Are you aware that families often have a “problem child”? They are like scapegoats in a way. They frequently blamed for the negative things that happen within family. Parents will say that this is because they are frequently causing problems. I wonder why? My opinion is that kids do well if they can. So, what is happening? What is getting in the way of the problem child doing well? Are they simply bad, broken, or lazy?
Families that have scapegoat problem children often have a “golden child,” as well. The golden child is the child that parents are often proud of, or who comes across as more helpful, less trouble anyway. Of course, the intent is to love our kids equally. We never actually pick a scapegoat/golden child on purpose. It sneaks up on you….and before you know it, you have one kid that seems so easy, and one that seem so difficult. This exacerbates the problem child’s behavior.
Here are some important reasons why to be aware of the problem child/scapegoat phenomenon:
- Labelling one child as more difficult creates a self-fulfilling prophecy. This child will live into the expectation put upon him.
- Praising a child and blaming of another sets up a dynamic of “good and bad” that will cause big problems for both children…for years to come.
- Because the golden child gets attention for being “good”, the scapegoat learns to act in a negative or helpless ways in order to get attention.
- Blaming a child who is having a hard time, doesn’t help the child learn to solve problems…it further exacerbates their feelings of low self worth that might have led them to act out in the first place.
- Scapegoating hides the fact that parents need to take responsibility for their own parenting actions rather than avoiding them.
- The scapegoat does things in frustration, in order to deal with the lack of acceptance, and sadness he is experiencing. Blaming makes this worse.
- Families focused on blame don’t model healthy accountability. Blaming is a dead-end and it is serious damaging to the one being constantly blamed.
Fortunately there are better ways to solve problems rather than blaming a scapegoat. Assuming the best of our challenging children is a good place to start. Next, we need to understand, that for children, behaviour is a form of communication. . If one of your children is causing a problem, it is likely because he or she doesn’t feel good on the inside.
Here is a reference to help you create positive family dynamics:
- Notice that when you blame, you are projecting your pain. You are trying to make someone else responsible for your frustration or exacerbation.
- Acknowledge and own your feelings. Feel your feelings. They are yours. And they are telling you something.

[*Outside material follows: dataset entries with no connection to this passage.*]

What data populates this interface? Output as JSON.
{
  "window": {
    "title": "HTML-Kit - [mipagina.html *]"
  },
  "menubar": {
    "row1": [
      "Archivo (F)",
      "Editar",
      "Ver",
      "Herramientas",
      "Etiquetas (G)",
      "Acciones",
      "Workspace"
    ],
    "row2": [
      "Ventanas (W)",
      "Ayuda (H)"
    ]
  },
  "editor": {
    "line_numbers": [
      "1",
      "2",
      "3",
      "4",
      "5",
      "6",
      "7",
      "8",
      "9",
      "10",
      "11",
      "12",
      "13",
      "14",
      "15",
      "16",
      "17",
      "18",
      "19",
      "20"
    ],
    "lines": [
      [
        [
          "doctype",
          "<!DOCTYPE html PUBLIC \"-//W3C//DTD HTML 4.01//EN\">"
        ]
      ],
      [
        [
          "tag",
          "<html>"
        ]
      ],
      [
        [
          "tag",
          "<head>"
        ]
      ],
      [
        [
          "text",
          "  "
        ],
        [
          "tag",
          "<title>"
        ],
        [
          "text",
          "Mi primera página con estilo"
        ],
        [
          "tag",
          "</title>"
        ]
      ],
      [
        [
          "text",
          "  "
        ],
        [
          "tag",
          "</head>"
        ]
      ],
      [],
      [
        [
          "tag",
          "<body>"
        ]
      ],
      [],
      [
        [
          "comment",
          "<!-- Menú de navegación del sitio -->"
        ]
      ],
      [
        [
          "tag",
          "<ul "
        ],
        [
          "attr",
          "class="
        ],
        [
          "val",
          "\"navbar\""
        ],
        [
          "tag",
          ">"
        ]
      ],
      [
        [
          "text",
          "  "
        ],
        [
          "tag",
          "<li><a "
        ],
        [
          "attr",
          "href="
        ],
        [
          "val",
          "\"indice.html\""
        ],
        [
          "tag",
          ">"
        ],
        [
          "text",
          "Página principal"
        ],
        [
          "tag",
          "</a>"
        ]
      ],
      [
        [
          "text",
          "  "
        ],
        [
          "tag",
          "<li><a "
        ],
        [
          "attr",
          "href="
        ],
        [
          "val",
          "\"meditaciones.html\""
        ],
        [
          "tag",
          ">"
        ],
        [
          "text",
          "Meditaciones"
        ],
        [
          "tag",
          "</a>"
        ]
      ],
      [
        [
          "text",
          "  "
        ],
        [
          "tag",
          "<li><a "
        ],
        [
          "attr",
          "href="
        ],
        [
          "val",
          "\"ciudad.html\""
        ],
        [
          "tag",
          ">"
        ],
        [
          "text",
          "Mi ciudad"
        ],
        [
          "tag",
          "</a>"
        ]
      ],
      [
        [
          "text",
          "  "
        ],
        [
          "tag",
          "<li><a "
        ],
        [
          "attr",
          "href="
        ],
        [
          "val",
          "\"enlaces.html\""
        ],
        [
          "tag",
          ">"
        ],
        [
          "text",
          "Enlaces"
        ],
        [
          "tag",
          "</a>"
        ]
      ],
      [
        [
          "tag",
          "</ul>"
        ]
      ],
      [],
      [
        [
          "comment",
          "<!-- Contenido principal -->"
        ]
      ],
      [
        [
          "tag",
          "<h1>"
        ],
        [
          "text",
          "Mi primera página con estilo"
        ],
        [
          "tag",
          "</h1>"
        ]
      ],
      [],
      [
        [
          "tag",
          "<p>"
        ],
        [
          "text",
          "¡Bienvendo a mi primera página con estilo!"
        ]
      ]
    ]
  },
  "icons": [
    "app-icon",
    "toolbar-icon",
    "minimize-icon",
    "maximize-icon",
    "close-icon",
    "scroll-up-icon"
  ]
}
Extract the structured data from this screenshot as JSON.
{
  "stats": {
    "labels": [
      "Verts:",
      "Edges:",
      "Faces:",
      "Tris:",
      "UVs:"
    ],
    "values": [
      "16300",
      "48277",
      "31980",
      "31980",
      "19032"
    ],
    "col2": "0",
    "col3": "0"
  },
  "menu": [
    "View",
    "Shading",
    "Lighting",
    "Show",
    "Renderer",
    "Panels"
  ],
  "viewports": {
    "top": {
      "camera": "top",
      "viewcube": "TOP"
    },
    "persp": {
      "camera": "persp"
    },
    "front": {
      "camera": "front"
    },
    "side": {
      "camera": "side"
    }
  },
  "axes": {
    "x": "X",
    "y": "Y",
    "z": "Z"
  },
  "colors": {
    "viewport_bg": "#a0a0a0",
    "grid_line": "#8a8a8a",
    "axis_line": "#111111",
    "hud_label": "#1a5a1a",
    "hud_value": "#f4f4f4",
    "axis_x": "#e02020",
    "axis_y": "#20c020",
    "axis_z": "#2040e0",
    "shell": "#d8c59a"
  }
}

- Be kind to yourself. Accept your feelings. It’s okay to feel sad, mad and frustrated.
- If you hear yourself blaming (You did _____, You are so _____), STOP. Take a break if you need. Come back when you are in control of yourself.
- Aim to always respond rather than react. Develop a practice of being present. Regulate yourself through breathing.
- When you are regulated, seek to connect. Empathize with children and validate their emotions as a way to help them calm down. Children cannot think or learn lessons in a highly charged emotional state. (no one can)
- Seek to understand and empower. Look for the underlying emotion or lacking skill that led to a problem behavior. Address THAT, and help your child get what they actually want in a constructive way.
- Get rid of the lectures.
- Adopt a way of respectfully talking with each family member. Do not speak condescendingly to your children just because you can. This is not your best self
- Focus on solutions and repairing. Don’t get stuck in the muck.
- Take responsibility for how you yourself may have contributed to a conflict.
- Model owning your own actions and taking responsibility for your mistakes.
- This includes owning the tendency to blame. Where did you learn how to blame and why are you continuing to do it? Are you willing to let go?
In truth and love,